Thanks for your reply! I have heard about the particular (and historical) gendered patterns on XMCA. Even experienced some myself! :)

By the way, I learned yesterday in my Greek class that "Phillip" means "lover of horses." From "phil-" meaning "love," and "ippo" meaning "horse," and also that it was an aristocratic name, since only aristocrats would have horses, certainly elegant animals in their own right. I'd never known that. 

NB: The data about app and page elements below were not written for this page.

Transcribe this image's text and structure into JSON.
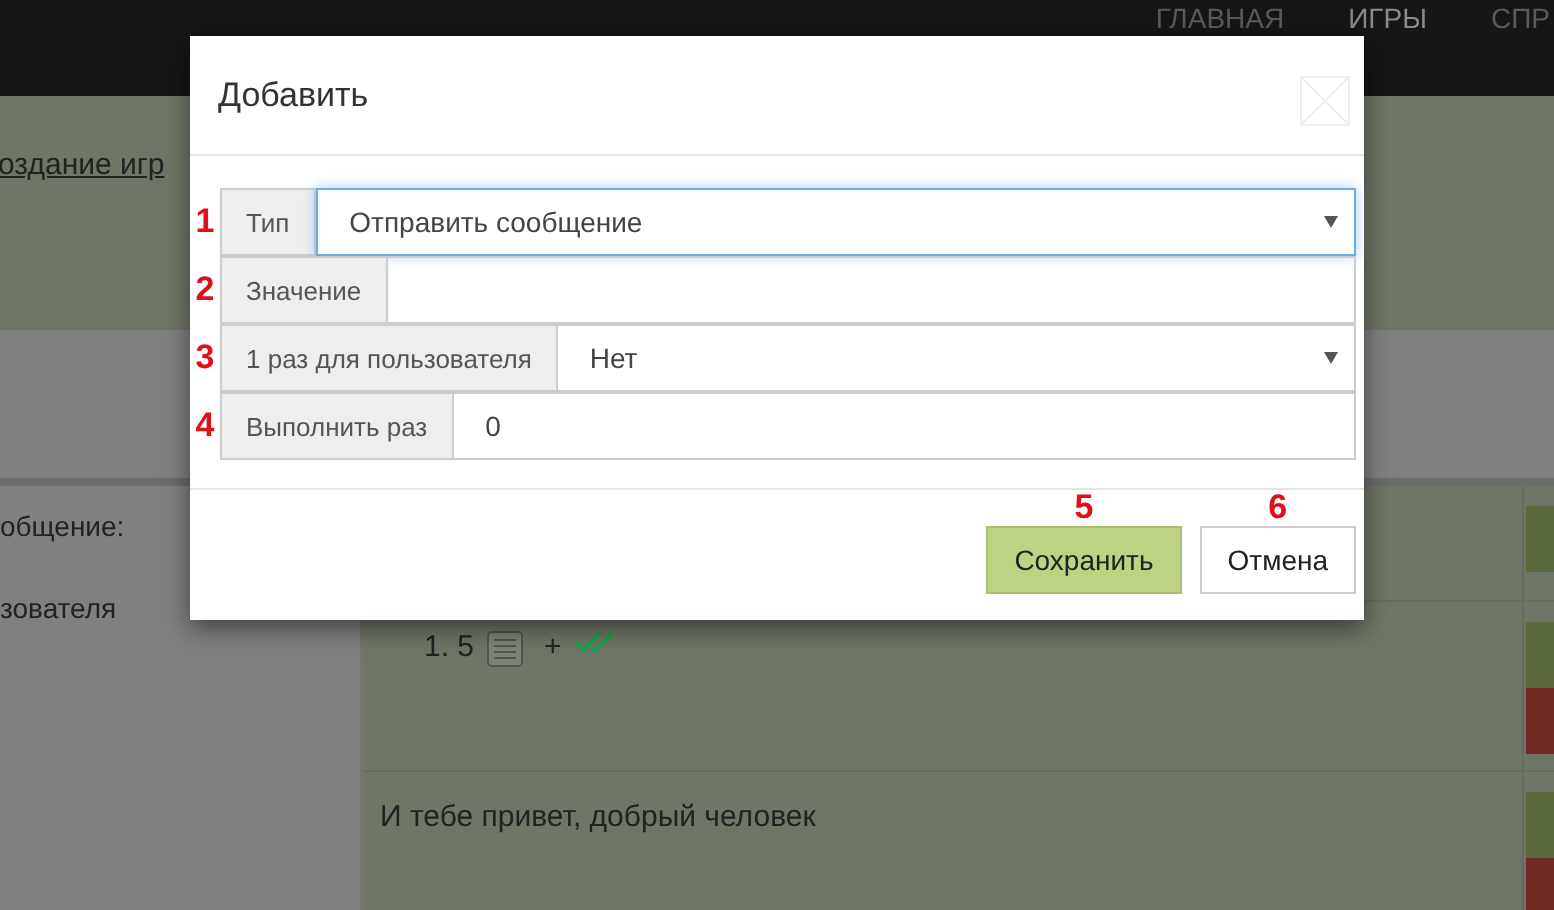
{
  "navbar": {
    "items": [
      {
        "label": "ГЛАВНАЯ",
        "selected": false
      },
      {
        "label": "ИГРЫ",
        "selected": true
      },
      {
        "label": "СПР",
        "selected": false
      }
    ]
  },
  "breadcrumb": {
    "link": "оздание игр"
  },
  "left_labels": [
    "общение:",
    "зователя"
  ],
  "rows": [
    {
      "kind": "buttons"
    },
    {
      "kind": "item",
      "number": "1. 5",
      "plus": "+"
    },
    {
      "kind": "message",
      "text": "И тебе привет, добрый человек"
    }
  ],
  "dialog": {
    "title": "Добавить",
    "fields": [
      {
        "mark": "1",
        "label": "Тип",
        "kind": "select",
        "value": "Отправить сообщение",
        "focused": true
      },
      {
        "mark": "2",
        "label": "Значение",
        "kind": "input",
        "focused": false
      },
      {
        "mark": "3",
        "label": "1 раз для пользователя",
        "kind": "select",
        "value": "Нет",
        "focused": false
      },
      {
        "mark": "4",
        "label": "Выполнить раз",
        "kind": "input",
        "value": "0",
        "focused": false
      }
    ],
    "buttons": [
      {
        "mark": "5",
        "label": "Сохранить",
        "kind": "primary"
      },
      {
        "mark": "6",
        "label": "Отмена",
        "kind": "default"
      }
    ]
  }
}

But to the topic at hand: It would be marvelous to have more women post on the list, not only to this thread, but in general. (OK marvelous ladies, where are you?) But perhaps it's just not worth it for them to do so because of past personal experiences, I don't know. I can't speak for all women on the list, obviously, but it wouldn't surprise me if there were connections to be made between patterns of written posts and their asynchronous appearance on the listserv and patterns of verbal speech, and how they make women feel included or excluded.

I can say I have felt hazed and ridiculed at certain points in my time here; maybe another person wouldn't have bothered to return. But there are, for the most part, really great experienced thinkers here. The thread on Collaboration started by Michael last week is an example of the best we have to offer. Real gems in that tapestry. 

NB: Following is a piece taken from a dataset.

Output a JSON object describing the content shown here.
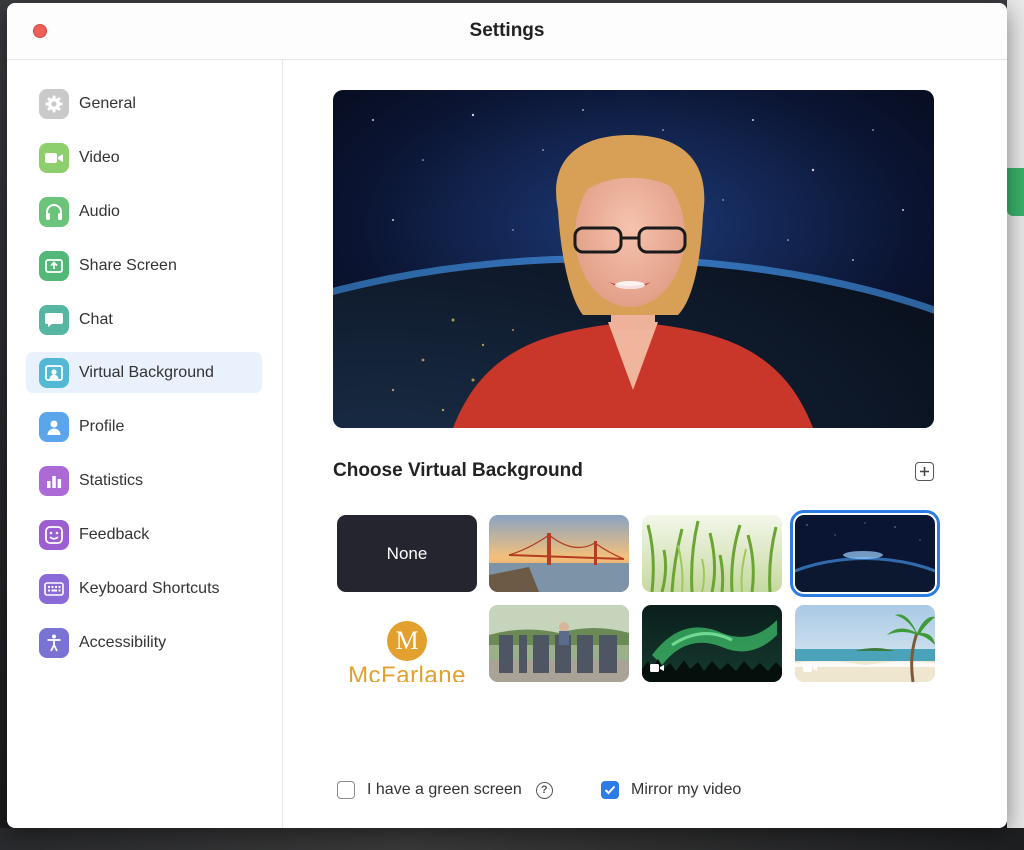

Phillip, do you require a formal invitation to share your ideas about why men regularly dominate xmca through multiple long postings? If you do decide to share, I hope that there are enough grownups in the vicinity that will allow for mature and caring exchange on this topic? And if there is no pleasantness to be had, might there be just the right number of grownups in the vicinity that will send the unpleasant ones to their rooms without any supper? Can we send in the tickling clowns as a last resort? Maybe squirt guns?

Might we collaborate upon a discussion of gendered speech patterns on this list or in general, you know, and "play well with others?" Can we allow our interlocutors to make mistakes? Can we maintain our humor? Can we offer care and community to try to crack this very hard nut and actually transform this here apparatus? Can we improvise and create meaning not "to-get-her" but TOGETHER?

I feel confident that if we refrain from posting asphixiating generalizations or gobsmacking stereotypes, we'll make our getaway clean! 

If we try by way of experiment to post in the first person rather than in the second and third, so as to share feelings about it, I believe there will be a lot of beneficial discovery ahead. 

Let it be so!

Perhaps our collaboration and cooperation will start a meaningful shift in our activity triangle of written speech patterns on xmca? Who knows?

I mean, aren't men curious about how women feel and think about xmca topics? Just to have a different viewpoint? To learn something new? Don't we want to learn how some, if not many, men feel who may miss not hearing from the other side of our population? As another side of discourse? And won't we all benefit from this equality in speech?

Thanks for your courage Phillip! (plus all the other brave ones, past present & future: you know who you are)

Kind regards,